However, when we took on the Whitney project, we knew it would be a very different kind of assignment – and that’s exactly what we found interesting about it. In close collaboration with a staff that has been enormously generous towards us and our proposals, we have been testing our own limits, trying to come up with a graphic language for others to talk with. Not an easy task for us, but a huge challenge, that has been very rewarding in its own particular way.

To the outsider, the notion of authorship within graphic design seems problematic. After all, a large part of any given assignment consists of particular demands, technical specifications, a given context, pragmatic considerations – in such a situation, is it still possible to locate, in the finished (and highly-compromised) design, the authentic ‘signature’ of the designer? At first sight, it seems impossible. And still, it is our belief that such a ‘signature’, such a sense of graphic authorship, does exist – it can be found exactly in the way in which the designer deals with the demands, the specifications, the limitations.
So although we fully realize that our ‘signature’ will be near impossible to locate within the future/current graphic output of the Whitney, we do believe that, in the specific way in which we dealt with the restrictions, limitations and demands, we managed to exercise some form of authorship, to leave some kind of fingerprint, however small.
stillIntroduction of the new Whitney graphic identity, short movie by Experimental Jetset

In the same way, we hope that future designers, working with the graphic identity we developed for them, will be able to use this identity as a platform for their own authorship – and to leave their own signature, their own fingerprint, within it. After all, a graphic identity could (and should) never be a machine, in which one simply ‘inputs’ an image and a title, and out rolls an invitation. It will always be a human process, in which the aesthetic and conceptual decisions made by the graphic designer play an essential role – a role that can never be skipped, or erased.

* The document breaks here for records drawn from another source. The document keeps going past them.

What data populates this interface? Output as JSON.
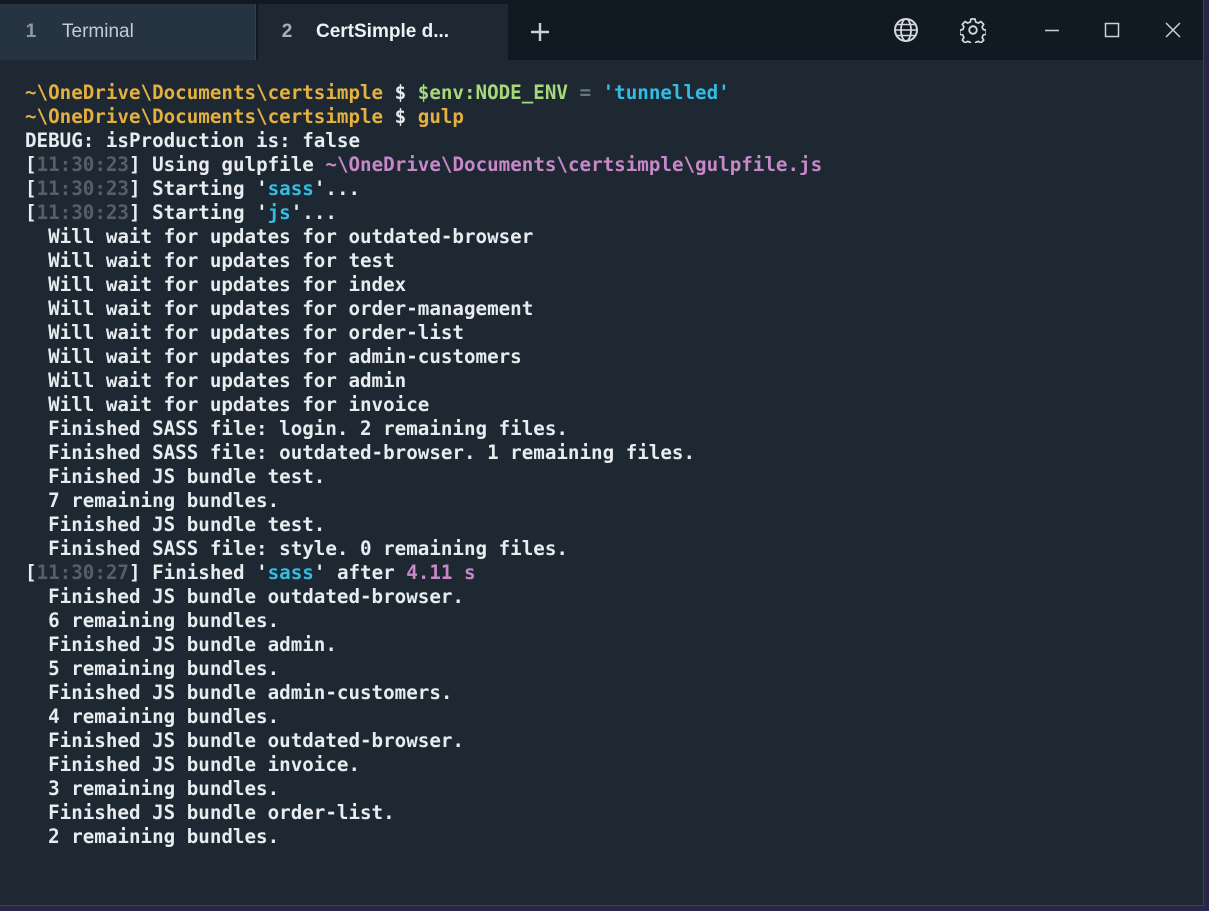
{
  "tabs": [
    {
      "num": "1",
      "title": "Terminal"
    },
    {
      "num": "2",
      "title": "CertSimple d..."
    }
  ],
  "icons": {
    "new_tab": "plus-icon",
    "globe": "globe-icon",
    "settings": "gear-icon",
    "minimize": "minimize-icon",
    "maximize": "maximize-icon",
    "close": "close-icon"
  },
  "colors": {
    "background": "#1d2833",
    "titlebar": "#111a22",
    "path": "#e4b03f",
    "variable": "#a8d87a",
    "string": "#33bde3",
    "timestamp": "#555f68",
    "file": "#c888c8",
    "text": "#e8ecef"
  },
  "terminal": {
    "lines": [
      {
        "path": "~\\OneDrive\\Documents\\certsimple",
        "prompt": " $ ",
        "var": "$env:NODE_ENV",
        "op": " = ",
        "str": "'tunnelled'"
      },
      {
        "path": "~\\OneDrive\\Documents\\certsimple",
        "prompt": " $ ",
        "cmd": "gulp"
      },
      {
        "text": "DEBUG: isProduction is: false"
      },
      {
        "ts": "11:30:23",
        "pre": " Using gulpfile ",
        "file": "~\\OneDrive\\Documents\\certsimple\\gulpfile.js"
      },
      {
        "ts": "11:30:23",
        "pre": " Starting '",
        "str": "sass",
        "post": "'..."
      },
      {
        "ts": "11:30:23",
        "pre": " Starting '",
        "str": "js",
        "post": "'..."
      },
      {
        "text": "  Will wait for updates for outdated-browser"
      },
      {
        "text": "  Will wait for updates for test"
      },
      {
        "text": "  Will wait for updates for index"
      },
      {
        "text": "  Will wait for updates for order-management"
      },
      {
        "text": "  Will wait for updates for order-list"
      },
      {
        "text": "  Will wait for updates for admin-customers"
      },
      {
        "text": "  Will wait for updates for admin"
      },
      {
        "text": "  Will wait for updates for invoice"
      },
      {
        "text": "  Finished SASS file: login. 2 remaining files."
      },
      {
        "text": "  Finished SASS file: outdated-browser. 1 remaining files."
      },
      {
        "text": "  Finished JS bundle test."
      },
      {
        "text": "  7 remaining bundles."
      },
      {
        "text": "  Finished JS bundle test."
      },
      {
        "text": "  Finished SASS file: style. 0 remaining files."
      },
      {
        "ts": "11:30:27",
        "pre": " Finished '",
        "str": "sass",
        "post": "' after ",
        "num": "4.11 s"
      },
      {
        "text": "  Finished JS bundle outdated-browser."
      },
      {
        "text": "  6 remaining bundles."
      },
      {
        "text": "  Finished JS bundle admin."
      },
      {
        "text": "  5 remaining bundles."
      },
      {
        "text": "  Finished JS bundle admin-customers."
      },
      {
        "text": "  4 remaining bundles."
      },
      {
        "text": "  Finished JS bundle outdated-browser."
      },
      {
        "text": "  Finished JS bundle invoice."
      },
      {
        "text": "  3 remaining bundles."
      },
      {
        "text": "  Finished JS bundle order-list."
      },
      {
        "text": "  2 remaining bundles."
      }
    ]
  }
}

Experimental Jetset, 2013

For their generosity and trust, we’d like to thank the team of the Whitney, in particular (and in no specific order), Adam Weinberg, Jeff Levine, Hilary Greenbaum, John Stanley, Rebecca Gimenez, Francesca Grassi, Meg Forsyth, Donna De Salvo, Brooke Garber Neidich and Joanne Cassullo.

Filed under:
graphic identities

( c ) 1997 – 2014